**What to work on**.
Keeping each word and mark in place, write out the full listing once more.

###

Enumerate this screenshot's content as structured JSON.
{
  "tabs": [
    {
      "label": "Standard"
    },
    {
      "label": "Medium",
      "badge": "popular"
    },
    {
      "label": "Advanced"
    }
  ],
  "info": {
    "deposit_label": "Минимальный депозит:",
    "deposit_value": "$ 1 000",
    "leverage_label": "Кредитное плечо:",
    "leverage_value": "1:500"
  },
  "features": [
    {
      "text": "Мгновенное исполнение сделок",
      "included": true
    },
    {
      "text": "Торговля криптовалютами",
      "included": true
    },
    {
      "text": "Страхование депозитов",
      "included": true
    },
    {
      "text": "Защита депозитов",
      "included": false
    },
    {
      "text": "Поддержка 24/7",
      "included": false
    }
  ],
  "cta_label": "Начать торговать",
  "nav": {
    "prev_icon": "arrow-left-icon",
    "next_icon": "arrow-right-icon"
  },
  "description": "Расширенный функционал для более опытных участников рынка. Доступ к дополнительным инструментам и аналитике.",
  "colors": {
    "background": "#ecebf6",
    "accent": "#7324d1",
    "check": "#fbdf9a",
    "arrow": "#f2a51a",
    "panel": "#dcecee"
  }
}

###

**Exercise output**.
Enumerate this screenshot's content as structured JSON.
{
  "tabs": [
    {
      "label": "Standard"
    },
    {
      "label": "Medium",
      "badge": "popular"
    },
    {
      "label": "Advanced"
    }
  ],
  "info": {
    "deposit_label": "Минимальный депозит:",
    "deposit_value": "$ 1 000",
    "leverage_label": "Кредитное плечо:",
    "leverage_value": "1:500"
  },
  "features": [
    {
      "text": "Мгновенное исполнение сделок",
      "included": true
    },
    {
      "text": "Торговля криптовалютами",
      "included": true
    },
    {
      "text": "Страхование депозитов",
      "included": true
    },
    {
      "text": "Защита депозитов",
      "included": false
    },
    {
      "text": "Поддержка 24/7",
      "included": false
    }
  ],
  "cta_label": "Начать торговать",
  "nav": {
    "prev_icon": "arrow-left-icon",
    "next_icon": "arrow-right-icon"
  },
  "description": "Расширенный функционал для более опытных участников рынка. Доступ к дополнительным инструментам и аналитике.",
  "colors": {
    "background": "#ecebf6",
    "accent": "#7324d1",
    "check": "#fbdf9a",
    "arrow": "#f2a51a",
    "panel": "#dcecee"
  }
}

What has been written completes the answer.